Know What You’re Getting Into When You Go For Your PhD!

Know What You're Getting Into When You Go For Your PhD!

Before any student spends the time and effort applying to grad schools in psychology, some soul-searching needs to be done to determine if they’re pursuing the right degree in the first place. Many students think they know — but have no idea — about the level of scholastic work that is required throughout grad school. Graduate school is not Undergrad 2.0. And for a lot of reasons, it is really not a good idea to apply to grad school because you cannot find employment or have no other idea what to do with your life.

Ph.D. programs are research-intensive. The goal of graduate study is not to simply consume knowledge, but to create it. Therefore, Ph.D. students spend quite a lot of time reading tons of academic journal articles, discussing journal articles, and critiquing journal articles in preparation for designing research that will eventually be featured in journal articles. Did I forget to mention the importance of journal articles?

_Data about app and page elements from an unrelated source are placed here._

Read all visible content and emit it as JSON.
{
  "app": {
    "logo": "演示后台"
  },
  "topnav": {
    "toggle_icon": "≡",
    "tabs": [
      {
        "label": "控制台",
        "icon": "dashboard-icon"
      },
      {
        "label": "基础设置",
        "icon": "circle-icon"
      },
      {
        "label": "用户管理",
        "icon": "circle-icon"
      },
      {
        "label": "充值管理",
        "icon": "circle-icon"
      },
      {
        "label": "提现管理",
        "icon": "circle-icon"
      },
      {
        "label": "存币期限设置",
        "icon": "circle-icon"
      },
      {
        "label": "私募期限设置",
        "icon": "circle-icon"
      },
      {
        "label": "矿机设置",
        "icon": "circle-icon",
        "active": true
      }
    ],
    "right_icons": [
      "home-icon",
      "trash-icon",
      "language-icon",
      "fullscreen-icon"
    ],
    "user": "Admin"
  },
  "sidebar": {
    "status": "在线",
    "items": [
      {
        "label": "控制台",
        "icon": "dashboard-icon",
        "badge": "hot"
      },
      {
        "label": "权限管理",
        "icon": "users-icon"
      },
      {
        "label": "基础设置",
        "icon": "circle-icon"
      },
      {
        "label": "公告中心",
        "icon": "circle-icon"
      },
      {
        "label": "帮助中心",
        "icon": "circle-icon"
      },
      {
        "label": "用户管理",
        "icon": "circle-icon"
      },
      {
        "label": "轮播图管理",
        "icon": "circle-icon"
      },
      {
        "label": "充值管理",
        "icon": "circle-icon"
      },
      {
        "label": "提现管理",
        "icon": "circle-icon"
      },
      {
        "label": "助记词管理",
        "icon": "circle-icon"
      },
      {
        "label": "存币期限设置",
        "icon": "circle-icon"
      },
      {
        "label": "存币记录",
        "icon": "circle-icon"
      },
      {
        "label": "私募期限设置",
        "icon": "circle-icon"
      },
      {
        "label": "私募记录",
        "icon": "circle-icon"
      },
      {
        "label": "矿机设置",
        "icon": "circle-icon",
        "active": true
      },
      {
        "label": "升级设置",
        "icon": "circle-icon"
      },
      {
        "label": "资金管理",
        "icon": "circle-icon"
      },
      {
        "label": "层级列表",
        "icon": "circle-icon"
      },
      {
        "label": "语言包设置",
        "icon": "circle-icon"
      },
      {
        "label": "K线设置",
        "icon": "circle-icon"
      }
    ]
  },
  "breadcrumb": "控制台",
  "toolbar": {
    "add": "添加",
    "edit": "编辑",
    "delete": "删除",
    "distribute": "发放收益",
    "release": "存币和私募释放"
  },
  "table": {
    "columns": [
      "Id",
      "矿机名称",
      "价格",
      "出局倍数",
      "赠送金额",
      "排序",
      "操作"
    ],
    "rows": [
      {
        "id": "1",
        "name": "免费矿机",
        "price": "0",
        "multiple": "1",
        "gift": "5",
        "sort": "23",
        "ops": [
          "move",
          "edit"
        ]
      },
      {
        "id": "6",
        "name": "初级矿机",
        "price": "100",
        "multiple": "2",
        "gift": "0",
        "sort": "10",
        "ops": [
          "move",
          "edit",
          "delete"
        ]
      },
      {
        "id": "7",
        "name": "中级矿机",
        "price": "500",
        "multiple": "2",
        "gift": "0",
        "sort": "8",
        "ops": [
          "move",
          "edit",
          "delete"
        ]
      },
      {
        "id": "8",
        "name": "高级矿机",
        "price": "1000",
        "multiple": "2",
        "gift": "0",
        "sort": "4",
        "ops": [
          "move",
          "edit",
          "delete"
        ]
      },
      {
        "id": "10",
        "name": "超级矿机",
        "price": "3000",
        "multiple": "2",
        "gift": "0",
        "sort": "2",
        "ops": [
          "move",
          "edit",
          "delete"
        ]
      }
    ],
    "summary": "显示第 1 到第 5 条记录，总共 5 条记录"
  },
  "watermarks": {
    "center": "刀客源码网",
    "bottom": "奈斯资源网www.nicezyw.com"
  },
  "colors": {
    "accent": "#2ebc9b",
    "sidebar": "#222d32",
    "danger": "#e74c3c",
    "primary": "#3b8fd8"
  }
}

You won’t only just be reading, but you’ll be doing a heck of a lot of statistical analysis. Hand in hand with creating original research is statistical analysis. Gotta find out those stunning results, right? You might not ever get to the point of loving statistics, but you must definitely master stats. (And I assure you, there are indeed more than your fair share of statistical geeks in psychology.) You and SPSS will become good friends over the course of 5-6 years of graduate study. Even if you plan on enrolling in a Ph.D program in Clinical Psychology, you will have to become a stats guru. (Or at least master the particular statistical method you will be using).

The very first step to get into a doctoral program in psychology is to figure out if this is indeed the right educational path for you. If the mere thought of a career dealing with the ins and outs statistics sounds like a nightmare, then I urge you to reconsider applying to Ph.D. programs in the first place. If psychology is still your intended career, there are definitely other career paths than the research-intensive doctoral program route. But if you’re pretty good with stats, then you’re already on the fast track to getting into a top ranked Ph.D. program in psychology.